(DATASET RECORDS)

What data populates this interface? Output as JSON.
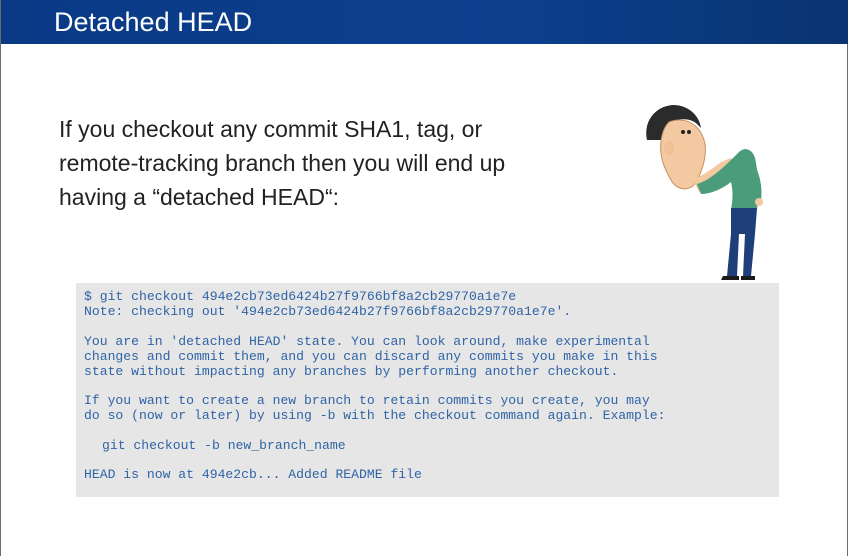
{
  "slide": {
    "title": "Detached HEAD",
    "body_lines": [
      "If you checkout any commit SHA1, tag, or",
      "remote-tracking branch then you will end up",
      "having a “detached HEAD“:"
    ],
    "illustration": "confused-person-figure"
  },
  "terminal": {
    "command": "$ git checkout 494e2cb73ed6424b27f9766bf8a2cb29770a1e7e",
    "note": "Note: checking out '494e2cb73ed6424b27f9766bf8a2cb29770a1e7e'.",
    "para1": [
      "You are in 'detached HEAD' state. You can look around, make experimental",
      "changes and commit them, and you can discard any commits you make in this",
      "state without impacting any branches by performing another checkout."
    ],
    "para2": [
      "If you want to create a new branch to retain commits you create, you may",
      "do so (now or later) by using -b with the checkout command again. Example:"
    ],
    "example": "git checkout -b new_branch_name",
    "head_status": "HEAD is now at 494e2cb... Added README file"
  },
  "colors": {
    "title_bar": "#0b3f8e",
    "terminal_bg": "#e6e6e6",
    "terminal_text": "#2f64a6"
  }
}
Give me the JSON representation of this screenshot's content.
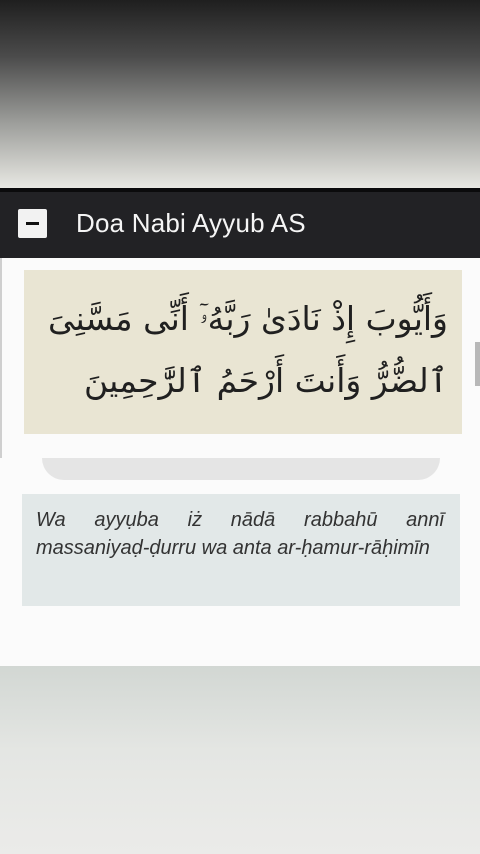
{
  "header": {
    "title": "Doa Nabi Ayyub AS",
    "toggle_icon": "minus-icon"
  },
  "prayer": {
    "arabic": "وَأَيُّوبَ إِذْ نَادَىٰ رَبَّهُۥٓ أَنِّى مَسَّنِىَ ٱلضُّرُّ وَأَنتَ أَرْحَمُ ٱلرَّٰحِمِينَ",
    "transliteration": "Wa ayyụba iż nādā rabbahū annī massaniyaḍ-ḍurru wa anta ar-ḥamur-rāḥimīn"
  },
  "colors": {
    "header_bg": "#222225",
    "arabic_box_bg": "#e9e5d3",
    "translit_box_bg": "#e2e8e8"
  }
}
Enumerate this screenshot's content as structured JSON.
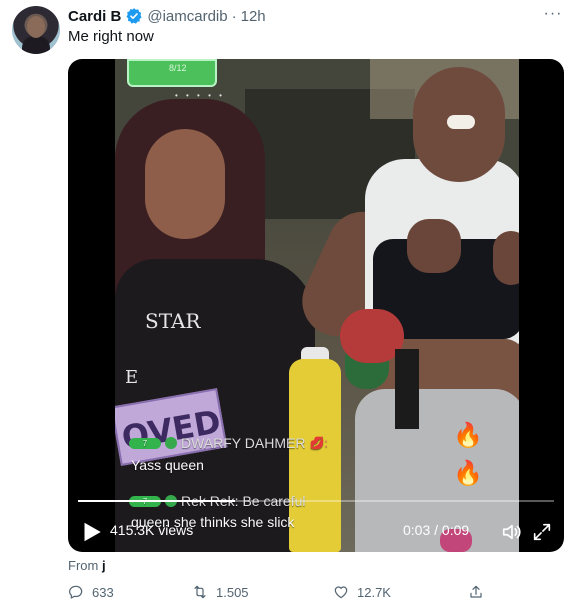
{
  "tweet": {
    "display_name": "Cardi B",
    "handle": "@iamcardib",
    "separator": "·",
    "timestamp": "12h",
    "more_label": "···",
    "text": "Me right now",
    "from_label": "From",
    "from_source": "j"
  },
  "video": {
    "banner_text": "8/12",
    "page_dots": "• • • • •",
    "sign_text": "OVED",
    "shirt_text_1": "STAR",
    "shirt_text_2": "E",
    "chat": [
      {
        "badge": "7",
        "name": "DWARFY DAHMER",
        "heart": "💋:",
        "message": "Yass queen"
      },
      {
        "badge": "7",
        "name": "Rek Rek: Be careful",
        "heart": "",
        "message": "queen she thinks she slick"
      }
    ],
    "views": "415.3K views",
    "time": "0:03 / 0:09",
    "progress_fraction": 0.33
  },
  "actions": {
    "reply_count": "633",
    "retweet_count": "1.505",
    "like_count": "12.7K",
    "share_count": ""
  },
  "colors": {
    "verified": "#1d9bf0",
    "secondary_text": "#536471"
  }
}
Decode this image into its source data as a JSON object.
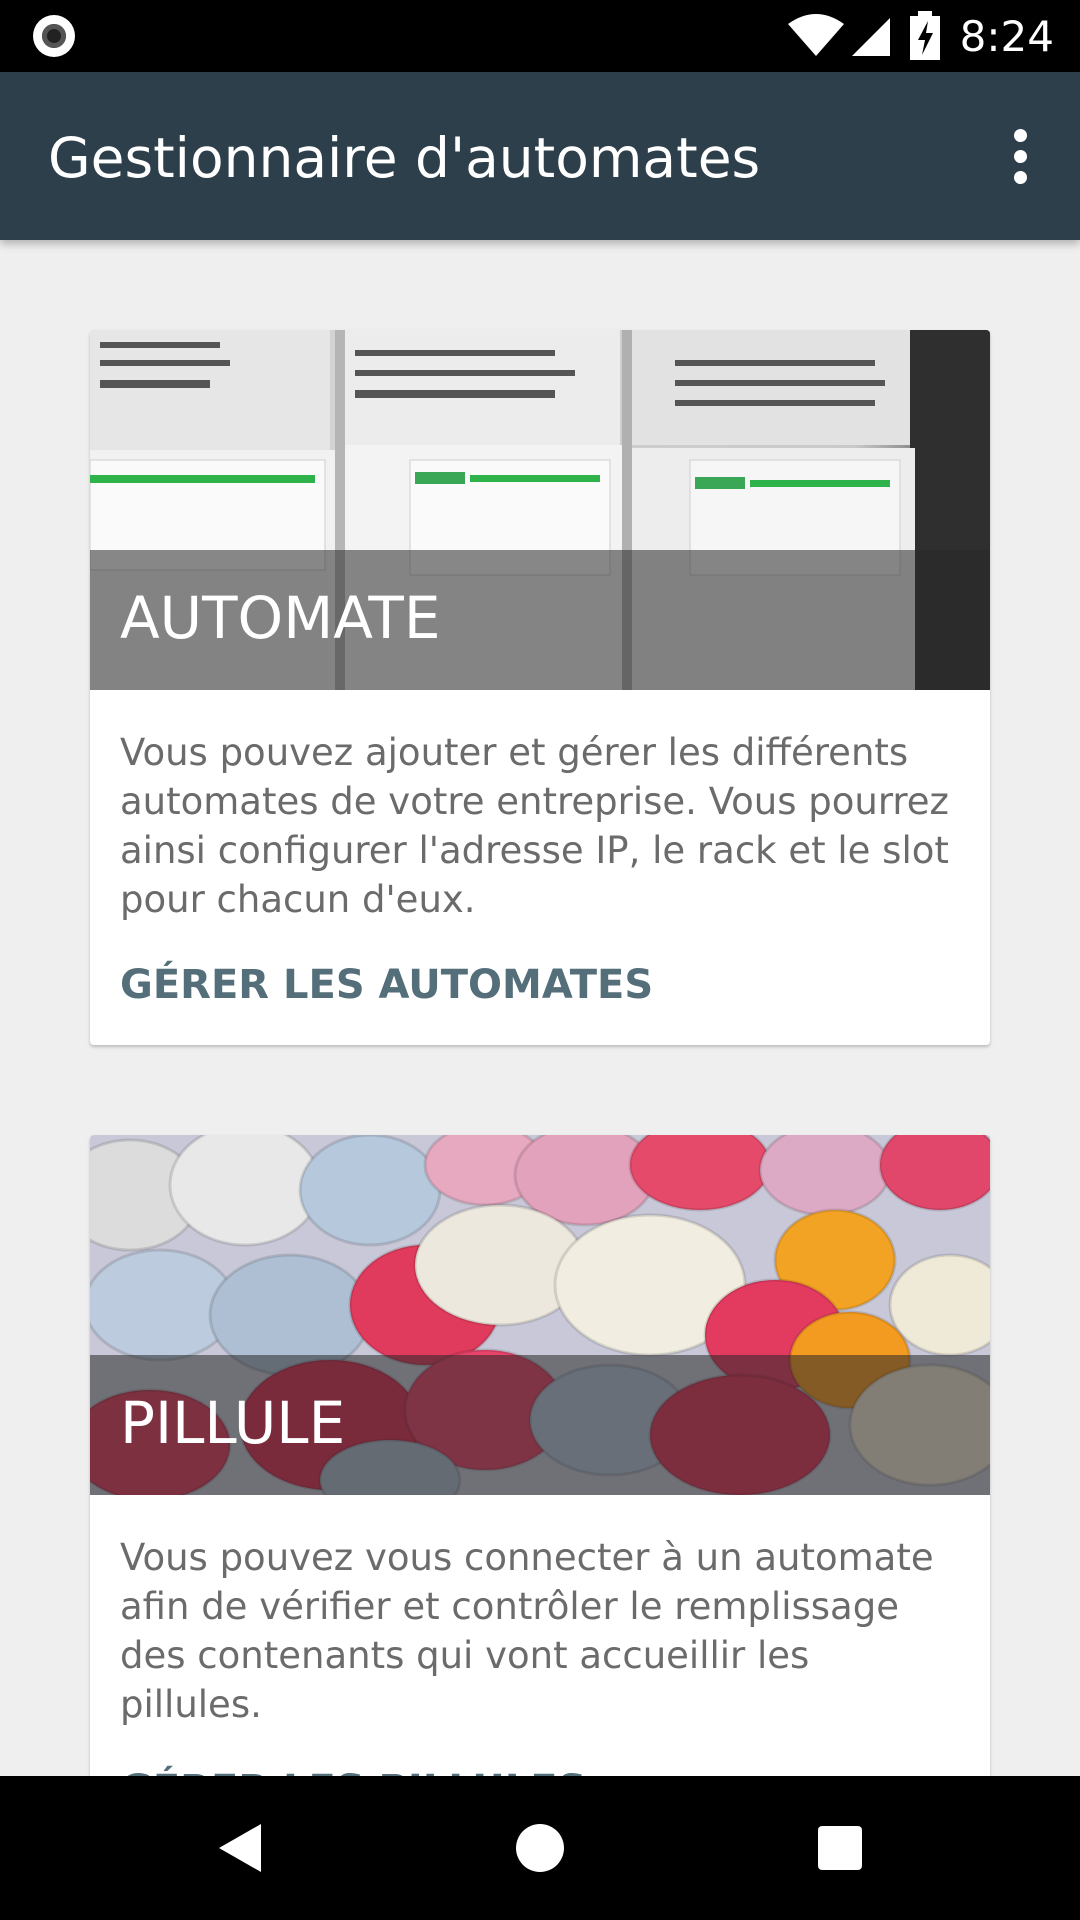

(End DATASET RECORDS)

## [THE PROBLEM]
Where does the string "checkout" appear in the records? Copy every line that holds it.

## [EXERCISE OUTPUT]
      "If you checkout any commit SHA1, tag, or",
    "command": "$ git checkout 494e2cb73ed6424b27f9766bf8a2cb29770a1e7e",
      "state without impacting any branches by performing another checkout."
      "do so (now or later) by using -b with the checkout command again. Example:"
    "example": "git checkout -b new_branch_name",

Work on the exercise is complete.